● Your objective:
When the string "BluRay" occurs in a line of the records, show that line.
##########
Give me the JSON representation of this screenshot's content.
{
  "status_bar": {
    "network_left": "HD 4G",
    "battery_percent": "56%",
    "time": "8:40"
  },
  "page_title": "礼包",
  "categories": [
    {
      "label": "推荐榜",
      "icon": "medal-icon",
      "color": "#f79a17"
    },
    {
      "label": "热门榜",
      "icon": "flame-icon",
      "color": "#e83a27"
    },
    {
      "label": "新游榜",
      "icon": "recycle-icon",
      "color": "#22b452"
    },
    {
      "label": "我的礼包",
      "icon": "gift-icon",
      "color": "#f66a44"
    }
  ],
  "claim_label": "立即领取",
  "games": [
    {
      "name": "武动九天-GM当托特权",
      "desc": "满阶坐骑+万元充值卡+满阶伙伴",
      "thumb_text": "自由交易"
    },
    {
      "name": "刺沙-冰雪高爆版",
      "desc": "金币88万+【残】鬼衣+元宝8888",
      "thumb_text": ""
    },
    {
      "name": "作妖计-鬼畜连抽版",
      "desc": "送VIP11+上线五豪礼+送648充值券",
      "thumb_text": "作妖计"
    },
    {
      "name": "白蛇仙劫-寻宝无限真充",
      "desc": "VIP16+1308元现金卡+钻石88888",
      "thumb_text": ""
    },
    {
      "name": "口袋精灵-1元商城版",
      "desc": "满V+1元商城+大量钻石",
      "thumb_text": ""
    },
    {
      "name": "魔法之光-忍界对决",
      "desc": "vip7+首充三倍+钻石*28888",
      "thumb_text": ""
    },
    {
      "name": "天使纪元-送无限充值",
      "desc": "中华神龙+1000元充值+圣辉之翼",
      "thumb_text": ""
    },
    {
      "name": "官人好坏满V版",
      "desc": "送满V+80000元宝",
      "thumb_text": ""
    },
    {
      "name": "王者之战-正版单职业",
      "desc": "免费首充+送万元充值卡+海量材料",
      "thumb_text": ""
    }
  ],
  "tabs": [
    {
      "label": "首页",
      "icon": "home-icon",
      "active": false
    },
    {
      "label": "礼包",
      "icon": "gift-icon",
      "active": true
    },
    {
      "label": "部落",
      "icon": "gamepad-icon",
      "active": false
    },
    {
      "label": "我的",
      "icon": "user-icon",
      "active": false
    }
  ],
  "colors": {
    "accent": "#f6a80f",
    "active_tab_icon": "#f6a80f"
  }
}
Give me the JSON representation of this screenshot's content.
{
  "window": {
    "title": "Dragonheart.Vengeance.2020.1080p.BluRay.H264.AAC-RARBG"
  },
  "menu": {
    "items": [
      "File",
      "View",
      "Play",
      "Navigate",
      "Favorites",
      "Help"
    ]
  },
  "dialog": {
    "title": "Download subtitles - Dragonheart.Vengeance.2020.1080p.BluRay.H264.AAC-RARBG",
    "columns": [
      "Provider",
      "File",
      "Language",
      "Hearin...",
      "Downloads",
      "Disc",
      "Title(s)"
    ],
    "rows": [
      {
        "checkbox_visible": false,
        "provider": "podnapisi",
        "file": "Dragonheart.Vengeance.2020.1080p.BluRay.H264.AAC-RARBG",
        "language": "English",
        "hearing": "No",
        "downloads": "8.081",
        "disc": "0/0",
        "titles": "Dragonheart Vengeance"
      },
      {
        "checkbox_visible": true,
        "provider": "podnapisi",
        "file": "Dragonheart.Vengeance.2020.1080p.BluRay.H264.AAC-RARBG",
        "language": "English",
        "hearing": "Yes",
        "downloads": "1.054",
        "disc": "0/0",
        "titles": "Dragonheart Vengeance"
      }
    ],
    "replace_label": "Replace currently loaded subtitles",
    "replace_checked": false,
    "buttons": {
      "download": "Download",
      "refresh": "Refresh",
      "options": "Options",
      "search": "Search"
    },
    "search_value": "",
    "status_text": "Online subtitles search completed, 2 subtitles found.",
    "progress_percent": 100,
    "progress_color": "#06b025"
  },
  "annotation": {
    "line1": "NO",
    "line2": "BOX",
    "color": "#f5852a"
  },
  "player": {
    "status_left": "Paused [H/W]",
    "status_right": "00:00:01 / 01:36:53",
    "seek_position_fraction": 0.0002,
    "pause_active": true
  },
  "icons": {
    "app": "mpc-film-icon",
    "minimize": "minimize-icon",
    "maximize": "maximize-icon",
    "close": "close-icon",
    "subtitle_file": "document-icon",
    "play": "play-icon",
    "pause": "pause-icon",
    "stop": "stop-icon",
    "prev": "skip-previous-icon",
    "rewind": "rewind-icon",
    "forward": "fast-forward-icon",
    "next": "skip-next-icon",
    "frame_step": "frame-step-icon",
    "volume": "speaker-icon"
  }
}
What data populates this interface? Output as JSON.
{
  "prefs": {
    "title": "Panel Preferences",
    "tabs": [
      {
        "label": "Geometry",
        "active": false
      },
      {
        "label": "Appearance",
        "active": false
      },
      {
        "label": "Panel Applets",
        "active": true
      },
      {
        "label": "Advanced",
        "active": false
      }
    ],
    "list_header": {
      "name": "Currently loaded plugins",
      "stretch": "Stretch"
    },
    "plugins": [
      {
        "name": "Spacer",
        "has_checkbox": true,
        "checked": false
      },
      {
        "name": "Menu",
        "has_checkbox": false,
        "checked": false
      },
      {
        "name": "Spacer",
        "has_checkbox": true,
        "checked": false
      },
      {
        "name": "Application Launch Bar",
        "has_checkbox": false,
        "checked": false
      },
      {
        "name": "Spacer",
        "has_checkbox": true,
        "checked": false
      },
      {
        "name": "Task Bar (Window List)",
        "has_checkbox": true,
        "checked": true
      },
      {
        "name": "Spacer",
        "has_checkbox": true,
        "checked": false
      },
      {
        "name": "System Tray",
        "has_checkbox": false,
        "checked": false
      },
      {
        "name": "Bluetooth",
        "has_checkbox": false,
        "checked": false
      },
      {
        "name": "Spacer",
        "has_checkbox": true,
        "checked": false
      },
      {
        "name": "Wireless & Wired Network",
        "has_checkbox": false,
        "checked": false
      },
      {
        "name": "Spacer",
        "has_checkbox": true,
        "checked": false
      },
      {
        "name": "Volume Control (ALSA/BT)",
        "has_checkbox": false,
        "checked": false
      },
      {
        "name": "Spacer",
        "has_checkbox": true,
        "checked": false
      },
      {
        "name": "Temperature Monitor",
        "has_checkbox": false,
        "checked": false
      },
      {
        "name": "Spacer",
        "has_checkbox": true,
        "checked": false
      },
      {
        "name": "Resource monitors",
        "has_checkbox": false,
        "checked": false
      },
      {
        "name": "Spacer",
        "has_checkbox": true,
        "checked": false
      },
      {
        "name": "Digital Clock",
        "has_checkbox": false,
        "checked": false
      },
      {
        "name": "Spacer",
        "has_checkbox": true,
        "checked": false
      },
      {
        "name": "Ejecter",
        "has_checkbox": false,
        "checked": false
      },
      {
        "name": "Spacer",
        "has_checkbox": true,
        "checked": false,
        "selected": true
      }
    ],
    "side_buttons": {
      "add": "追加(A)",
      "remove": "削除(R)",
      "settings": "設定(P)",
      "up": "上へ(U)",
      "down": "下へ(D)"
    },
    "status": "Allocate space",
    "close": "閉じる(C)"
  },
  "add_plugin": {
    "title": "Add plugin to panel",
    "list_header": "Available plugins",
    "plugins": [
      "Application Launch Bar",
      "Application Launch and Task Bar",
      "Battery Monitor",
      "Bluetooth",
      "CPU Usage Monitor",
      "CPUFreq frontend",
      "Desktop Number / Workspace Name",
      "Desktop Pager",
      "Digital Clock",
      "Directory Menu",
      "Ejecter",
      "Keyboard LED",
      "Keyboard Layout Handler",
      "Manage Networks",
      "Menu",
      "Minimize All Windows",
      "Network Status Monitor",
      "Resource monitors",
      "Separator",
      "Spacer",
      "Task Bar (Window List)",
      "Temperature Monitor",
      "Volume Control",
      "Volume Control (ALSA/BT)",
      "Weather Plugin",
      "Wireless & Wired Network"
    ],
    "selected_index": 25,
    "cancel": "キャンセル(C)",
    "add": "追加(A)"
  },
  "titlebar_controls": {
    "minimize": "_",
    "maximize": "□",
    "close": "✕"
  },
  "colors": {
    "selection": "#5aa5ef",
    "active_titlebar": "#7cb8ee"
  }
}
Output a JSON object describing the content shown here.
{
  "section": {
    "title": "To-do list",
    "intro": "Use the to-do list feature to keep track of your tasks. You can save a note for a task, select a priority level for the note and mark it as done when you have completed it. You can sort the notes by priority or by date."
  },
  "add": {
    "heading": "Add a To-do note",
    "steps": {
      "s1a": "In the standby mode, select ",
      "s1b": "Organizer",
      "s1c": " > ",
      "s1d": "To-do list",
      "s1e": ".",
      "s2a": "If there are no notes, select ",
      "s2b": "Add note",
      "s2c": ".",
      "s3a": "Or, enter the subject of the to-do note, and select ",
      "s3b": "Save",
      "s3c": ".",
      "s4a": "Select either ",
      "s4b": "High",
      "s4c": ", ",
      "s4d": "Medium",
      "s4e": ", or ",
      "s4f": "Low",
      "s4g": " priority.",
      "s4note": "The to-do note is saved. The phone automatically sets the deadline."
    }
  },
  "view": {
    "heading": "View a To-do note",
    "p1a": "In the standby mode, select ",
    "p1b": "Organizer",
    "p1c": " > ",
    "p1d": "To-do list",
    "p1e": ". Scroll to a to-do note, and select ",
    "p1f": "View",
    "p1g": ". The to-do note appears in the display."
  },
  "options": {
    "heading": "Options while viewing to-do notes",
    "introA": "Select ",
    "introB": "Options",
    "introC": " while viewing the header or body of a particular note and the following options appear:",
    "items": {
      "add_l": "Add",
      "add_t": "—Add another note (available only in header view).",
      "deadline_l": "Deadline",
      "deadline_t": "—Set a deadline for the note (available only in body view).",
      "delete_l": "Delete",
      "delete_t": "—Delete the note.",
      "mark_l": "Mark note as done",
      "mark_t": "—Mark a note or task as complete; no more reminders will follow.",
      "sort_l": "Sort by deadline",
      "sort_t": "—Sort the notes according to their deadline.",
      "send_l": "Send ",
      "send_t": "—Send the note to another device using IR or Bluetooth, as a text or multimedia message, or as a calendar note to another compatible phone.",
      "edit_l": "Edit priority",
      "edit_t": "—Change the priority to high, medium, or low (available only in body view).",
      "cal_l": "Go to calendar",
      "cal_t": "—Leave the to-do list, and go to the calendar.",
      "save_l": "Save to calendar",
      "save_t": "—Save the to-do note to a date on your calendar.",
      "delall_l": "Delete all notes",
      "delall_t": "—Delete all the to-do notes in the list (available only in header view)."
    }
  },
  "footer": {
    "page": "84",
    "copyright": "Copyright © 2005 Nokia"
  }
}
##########
● Your response:
    "title": "Dragonheart.Vengeance.2020.1080p.BluRay.H264.AAC-RARBG"
    "title": "Download subtitles - Dragonheart.Vengeance.2020.1080p.BluRay.H264.AAC-RARBG",
        "file": "Dragonheart.Vengeance.2020.1080p.BluRay.H264.AAC-RARBG",
        "file": "Dragonheart.Vengeance.2020.1080p.BluRay.H264.AAC-RARBG",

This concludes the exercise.